KING: And there are a lot of people who look at us and say, just ignore him. Just ignore him, which, OK, except that he's a declared candidate for the republican presidential nomination, right? You can't just ignore him to give him the power that he has in this way he has over the party.

CAYGLE: Yes, absolutely. And I mean, we get this from Republicans, when I walk up to them on the Hill this afternoon, they'll say, why are you asking me about this? I haven't seen this or isn't the issue of the day. We know we're trying to find the government, whatever, but he is the head of their party, whether they like it or not, and it's fair to ask these questions and talk about it.

KING: Up next, another Republican issue, Kevin McCarthy still has a math problem.



(COMMERCIAL BREAK) KING: Kevin McCarthy's allies are trying to help him solve a math problem. Republicans take the House majority when the new Congress convenes in four weeks. But McCarthy is still short the votes he needs to be speaker of the House. Now the House Republican leader is making promises in his effort to sway a few critics. And McCarthy allies, while they speak of the holdouts in harsh terms.


LAWLER: Kevin is the only person that I will be voting for speaker. If it's one vote or multiple votes, we're not going to be held hostage by a handful of members. When the overwhelming majority of the conference is in full support of Kevin.

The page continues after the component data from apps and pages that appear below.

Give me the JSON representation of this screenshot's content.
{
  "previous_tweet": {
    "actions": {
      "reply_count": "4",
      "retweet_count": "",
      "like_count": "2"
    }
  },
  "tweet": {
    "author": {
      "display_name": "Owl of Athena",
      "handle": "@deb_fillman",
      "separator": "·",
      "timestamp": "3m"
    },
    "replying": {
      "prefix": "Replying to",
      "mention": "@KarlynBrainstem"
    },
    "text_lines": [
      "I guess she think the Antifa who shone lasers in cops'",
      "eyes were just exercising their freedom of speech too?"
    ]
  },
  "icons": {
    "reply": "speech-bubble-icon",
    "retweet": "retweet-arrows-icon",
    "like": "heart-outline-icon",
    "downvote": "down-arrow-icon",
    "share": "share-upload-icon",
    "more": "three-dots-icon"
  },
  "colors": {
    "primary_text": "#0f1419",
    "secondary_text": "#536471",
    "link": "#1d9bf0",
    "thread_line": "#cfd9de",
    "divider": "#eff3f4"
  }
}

KING: Our Capitol Hill reporter, Melanie Zanona joins us now live. From the Hill, Melanie, where are we today in Kevin McCarthy's quest for enough votes.

MELANIE ZANONA, CNN CAPITOL HILL REPORTER: Well, what you're really seeing is both sides are digging in and it's creating a lot of tension in the House Republican Party. In one corner, you have the anti- McCarthy group so far, at least five House Republicans have vowed to oppose them on the floor. If those numbers hold or if more come out, that would be enough to deny. McCarthy the speakership, you can only afford to lose four votes.

And so far, this group is not backing down. In fact, I'm told that they've been trying to recruit an alternative candidate. They asked Steve Scalise, McCarthy's top deputy as well as Jim Jordan and Tom Emmer, if they'd be interested in jumping into the race.

Now, all three of them said they're supporting McCarthy, they wouldn't challenge him outright. However, if McCarthy can't get to tweet teen or if he does drop out, any number of Republicans aren't specter to jump into the race.

And then in the other camp, we have McCarthy's allies, and they are starting to get vocal, and they are starting to push back a group of moderate.